The reality in the West is that liberalism has eroded the previous cultural formalities which regulated interactions of courtship between men and women. These formalities helped to manage expectations between men and women and keep public areas free from becoming sexual arenas. Now, men and women are left to engage each other haphazardly, without security or trust, and being vulnerable to exploitation. This has given rise to the anarchic dynamic known colloquially in the West as “the game”, where people come not for serious purposes – but to ‘play’.
In this milieu, feminists, under the guise of “sexual harassment”, campaign for the law to act as a selection process, giving women the power to punish and reward men based on the whims of female vanity. This will result in nothing but malformed legislation and a malfunctioning society. This unclear and anarchic laissez-faire “system” comes from and is essential to liberalism, where laws and values are no longer sourced from a higher, objective moral authority, such as God. Rather, values, laws and morals become no more than the product of one interest group against another. Sexual harassment laws, excited by feminist campaigning, protect one gender and villainise the other.
Islam provides a social system to regulate the interaction between men and women, and provides a system for courtship without the risks we find in liberal societies. Islam recognises that men and women need to work together in order for society to live and prosper; but also that men and women are naturally attracted to one another. Whilst enjoying this attraction is encouraged within the context of marriage in Islam, it also realises that this attraction can become a threat to the institution of marriage or family where it is outside of the loving and committed bond of marriage.
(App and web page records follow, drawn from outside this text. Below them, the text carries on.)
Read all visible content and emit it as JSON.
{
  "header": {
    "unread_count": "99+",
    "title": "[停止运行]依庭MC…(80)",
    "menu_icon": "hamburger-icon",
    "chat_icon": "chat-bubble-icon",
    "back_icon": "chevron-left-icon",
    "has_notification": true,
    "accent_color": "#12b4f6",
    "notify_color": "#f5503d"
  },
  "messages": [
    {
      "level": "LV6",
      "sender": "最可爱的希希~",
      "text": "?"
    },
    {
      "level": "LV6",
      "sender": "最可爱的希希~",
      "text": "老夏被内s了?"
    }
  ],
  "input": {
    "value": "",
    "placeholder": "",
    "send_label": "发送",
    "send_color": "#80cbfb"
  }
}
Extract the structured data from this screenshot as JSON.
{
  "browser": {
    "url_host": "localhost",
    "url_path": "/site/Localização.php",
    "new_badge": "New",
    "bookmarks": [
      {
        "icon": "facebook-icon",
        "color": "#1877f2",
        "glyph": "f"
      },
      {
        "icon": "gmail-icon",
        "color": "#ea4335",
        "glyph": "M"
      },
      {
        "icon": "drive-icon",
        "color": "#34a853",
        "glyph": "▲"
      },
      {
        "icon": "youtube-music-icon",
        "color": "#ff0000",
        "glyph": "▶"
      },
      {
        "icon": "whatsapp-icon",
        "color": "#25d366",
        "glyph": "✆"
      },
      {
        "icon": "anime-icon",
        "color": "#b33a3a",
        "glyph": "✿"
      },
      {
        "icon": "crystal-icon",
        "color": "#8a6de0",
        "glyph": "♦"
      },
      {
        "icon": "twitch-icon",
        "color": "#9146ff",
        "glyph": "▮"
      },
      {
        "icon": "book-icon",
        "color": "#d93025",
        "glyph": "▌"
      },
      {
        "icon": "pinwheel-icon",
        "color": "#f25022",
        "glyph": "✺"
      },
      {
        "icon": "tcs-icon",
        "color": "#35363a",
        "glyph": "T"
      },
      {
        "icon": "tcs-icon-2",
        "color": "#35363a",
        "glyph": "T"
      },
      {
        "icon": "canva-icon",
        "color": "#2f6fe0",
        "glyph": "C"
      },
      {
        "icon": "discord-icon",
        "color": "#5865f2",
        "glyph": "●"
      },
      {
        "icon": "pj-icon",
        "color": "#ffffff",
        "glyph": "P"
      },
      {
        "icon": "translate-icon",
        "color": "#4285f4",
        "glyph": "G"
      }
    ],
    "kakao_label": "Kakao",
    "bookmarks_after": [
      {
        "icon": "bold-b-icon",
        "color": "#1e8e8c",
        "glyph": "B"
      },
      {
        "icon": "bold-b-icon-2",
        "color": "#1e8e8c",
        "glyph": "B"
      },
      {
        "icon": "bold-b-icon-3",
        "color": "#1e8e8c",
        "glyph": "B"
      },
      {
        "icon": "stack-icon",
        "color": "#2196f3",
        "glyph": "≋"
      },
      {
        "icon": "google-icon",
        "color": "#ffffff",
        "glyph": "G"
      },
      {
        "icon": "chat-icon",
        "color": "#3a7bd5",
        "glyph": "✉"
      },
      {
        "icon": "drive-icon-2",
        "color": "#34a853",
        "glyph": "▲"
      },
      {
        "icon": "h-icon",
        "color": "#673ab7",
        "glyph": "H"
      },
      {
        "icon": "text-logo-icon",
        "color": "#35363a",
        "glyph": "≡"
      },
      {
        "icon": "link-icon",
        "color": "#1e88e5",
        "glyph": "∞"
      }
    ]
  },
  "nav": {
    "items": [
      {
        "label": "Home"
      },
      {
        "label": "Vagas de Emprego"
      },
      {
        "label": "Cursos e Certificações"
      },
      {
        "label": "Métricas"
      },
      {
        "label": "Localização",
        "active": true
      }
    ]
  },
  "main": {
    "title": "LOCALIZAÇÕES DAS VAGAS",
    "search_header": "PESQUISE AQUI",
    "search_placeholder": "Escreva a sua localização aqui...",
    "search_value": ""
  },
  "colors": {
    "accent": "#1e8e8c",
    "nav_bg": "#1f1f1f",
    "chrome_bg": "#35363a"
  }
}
Rather than expect us all to be perfect (which nobody is), Islam aims to minimise sexual tension in society in the first place, so that men and women can go about interacting with each other in fulfilling their interests in society – be it advancing technology, economy, education, or going about one’s daily errands with minimum temptation, distraction or worry.
So, Islam prescribes a number of safeguards, including that both men and women should “lower their gaze” from one another and both men and women should dress modestly (men must be covered at least from the navel to the knee, and women must be covered except for the hands and face). These measures compel men and women to value each other not based on looks but on virtue and personality; it also minimises insecurities arising from women comparing themselves to other women, and it also protects men’s desires from being exploited.
Whilst liberalism leaves men and women to blindly and chaotically risk accosting each other in the pursuit of relationships, Islam seeks to organise courtship between men and women so that they are both honoured in the right way and relationships are pursued for serious purposes. This leaves the public and professional life free from the vagaries and frustrations of sexual politics, so that people can go about their lives without fear of being distracted or harassed.